The Decade of the Double Zeroes
How will the current decade be described in history books?
January 6, 2010
In hindsight, I should have known all along. But in real life, it took me quite a while to figure it out.
There were these occasional phone calls from American friends and acquaintances, who turned the conversation to handicapping the financial markets. "With all your contacts in the financial world, when do you think is the time to dump all my dollar assets? Will you give me a call when the time comes?" they would ask.
What puzzled me was not so much their assumption that I had any special insight to offer in what is widely known as one of the most fickle markets — exchange rate movements.
Rather, it was the fact that these people were, in effect, asking me nothing else than when they should bail out of their country. That was a stunning contrast to the 1980s, when I had first moved to the United States.
Things weren't going swimmingly back then, but people were genuinely concerned about the future of the United States. Faced with a steep competitive challenge from Japan, there was a vigorous national debate about how the United States needed to change in order to be able to compete at home and abroad.
Not so after the turn to the 21st century. Washington, D.C. — and the United States as a whole — was taken with self-congratulatory talk about being the world's only superpower.
The domain of foreign policy aside, the way in which the elites' feeling of superiority manifested itself was… their hedge fund.
There may have been disagreement between Democrats and Republicans about George Bush and the wisdom of his international policies. Not to worry too much, though. As long as one’s hedge fund, or collection of hedge funds, was performing well, making everybody who had the funds to invest in such elite investment vehicles 15-20% richer each year, everything was alright.
After all, what better proof could one use for the magic powers of America? The world outside may fall apart, yet the United States — as measured by the hedge fund returns — was surely in a class by itself. In short, self-satisfaction reigned supreme.
Then, the U.S. economy all of a sudden was in tatters. That turn of events was not just very painful — after all the hype being spouted about for so long, it also came as quite a surprise.
In hindsight, the writing has been on the wall all along. When a country's elite stops being concerned about the long term — in the sense of what must be accomplished now in order to ensure the economy's future success — something crucial has been lost.
Worrying about the future is, in fact, a vital function of elites. Even — and especially if — one feels on top of the entire universe, the question that needs to be asked, and answered rigorously, is what it is that may endanger that elevated position.
During the Bush years, virtually all reasons for concern were fixated on the sphere of national security, while the U.S. economy was deemed to be in good shape.
In the United States, any notion of “utilitarian pessimism” is by and large considered an un-American virtue. It is more readily associated with the doubt-ridden cultures of Germany or Japan.
And yet, for all the talk about American optimism, in the country's past there were plenty of periods that were full of constructive self-doubt. That readiness to question one's established ways and seek better ones, if possible, was a key ingredient in moving forward.

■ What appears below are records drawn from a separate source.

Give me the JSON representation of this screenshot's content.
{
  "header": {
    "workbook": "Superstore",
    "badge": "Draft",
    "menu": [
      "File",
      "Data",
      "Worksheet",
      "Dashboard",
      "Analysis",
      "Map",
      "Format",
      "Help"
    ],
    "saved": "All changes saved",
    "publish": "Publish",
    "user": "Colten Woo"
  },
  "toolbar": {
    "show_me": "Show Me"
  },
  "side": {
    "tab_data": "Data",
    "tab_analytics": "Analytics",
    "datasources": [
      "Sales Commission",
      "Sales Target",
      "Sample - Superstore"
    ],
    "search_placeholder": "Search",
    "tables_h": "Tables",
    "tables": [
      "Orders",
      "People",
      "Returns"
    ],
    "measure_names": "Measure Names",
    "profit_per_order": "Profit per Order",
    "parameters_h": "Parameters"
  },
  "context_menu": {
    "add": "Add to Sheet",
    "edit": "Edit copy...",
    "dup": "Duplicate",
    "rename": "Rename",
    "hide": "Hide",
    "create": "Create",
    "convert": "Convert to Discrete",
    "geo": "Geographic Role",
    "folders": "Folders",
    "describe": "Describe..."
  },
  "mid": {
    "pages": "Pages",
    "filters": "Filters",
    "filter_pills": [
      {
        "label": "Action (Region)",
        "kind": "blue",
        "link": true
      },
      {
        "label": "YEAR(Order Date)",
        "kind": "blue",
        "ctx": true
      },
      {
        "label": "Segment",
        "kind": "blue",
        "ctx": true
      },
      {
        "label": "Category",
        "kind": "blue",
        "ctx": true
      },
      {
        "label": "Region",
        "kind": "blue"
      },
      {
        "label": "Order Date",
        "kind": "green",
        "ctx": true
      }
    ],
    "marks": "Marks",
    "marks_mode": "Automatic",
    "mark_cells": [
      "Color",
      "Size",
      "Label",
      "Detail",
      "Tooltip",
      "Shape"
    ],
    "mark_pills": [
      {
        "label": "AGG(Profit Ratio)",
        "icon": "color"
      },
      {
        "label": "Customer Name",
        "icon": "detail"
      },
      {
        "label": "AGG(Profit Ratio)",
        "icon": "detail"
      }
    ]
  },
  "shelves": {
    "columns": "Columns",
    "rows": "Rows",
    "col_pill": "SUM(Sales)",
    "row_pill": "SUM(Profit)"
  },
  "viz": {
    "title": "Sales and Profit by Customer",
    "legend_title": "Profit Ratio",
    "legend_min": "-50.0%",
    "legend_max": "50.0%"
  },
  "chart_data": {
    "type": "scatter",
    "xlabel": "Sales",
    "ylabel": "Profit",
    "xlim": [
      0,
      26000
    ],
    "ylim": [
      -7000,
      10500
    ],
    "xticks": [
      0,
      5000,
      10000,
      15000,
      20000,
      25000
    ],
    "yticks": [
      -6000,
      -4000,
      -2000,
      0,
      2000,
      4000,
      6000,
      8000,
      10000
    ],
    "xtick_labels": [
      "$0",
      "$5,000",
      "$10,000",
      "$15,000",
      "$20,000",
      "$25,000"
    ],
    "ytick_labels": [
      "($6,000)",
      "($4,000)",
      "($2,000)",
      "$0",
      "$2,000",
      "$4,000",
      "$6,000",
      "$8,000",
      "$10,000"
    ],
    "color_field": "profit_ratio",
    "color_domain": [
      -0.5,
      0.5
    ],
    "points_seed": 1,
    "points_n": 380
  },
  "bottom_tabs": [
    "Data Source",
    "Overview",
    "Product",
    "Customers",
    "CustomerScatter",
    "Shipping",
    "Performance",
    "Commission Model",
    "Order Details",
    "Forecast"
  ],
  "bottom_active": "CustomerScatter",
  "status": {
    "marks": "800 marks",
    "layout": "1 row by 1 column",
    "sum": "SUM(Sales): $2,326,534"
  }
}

The fact of the matter, though, is that any nation needs for its elites to engage in this kind of self-doubtful thinking in order to be prepared for the future.
Absent that mindset, the current turn of events becomes easily understandable. The presumed boom was really built on a shallow foundation. Stock market gains have just evaporated. Retirement funds are decimated. Companies, including some entire industries, are failing.
All of which is why we may end up calling, and remembering, the current decade, which is soon coming to a close, as the decade of the "booming 00's" — as in double zeroes.
For all the presumed worship of heroes, and the media space given to them, when it comes to the economic and financial dimension that ultimately is so important in determining the lives of so many, it's really — and regrettably — been a "Decade of the Zeroes."
The domain of foreign policy aside, the way in which the U.S. elites' feeling of superiority manifested itself was their hedge fund.
When I first moved to the United States in the 1980s, Americans were genuinely concerned about their nation's future.
When a country's elite stops being concerned about the long term, something crucial has been lost.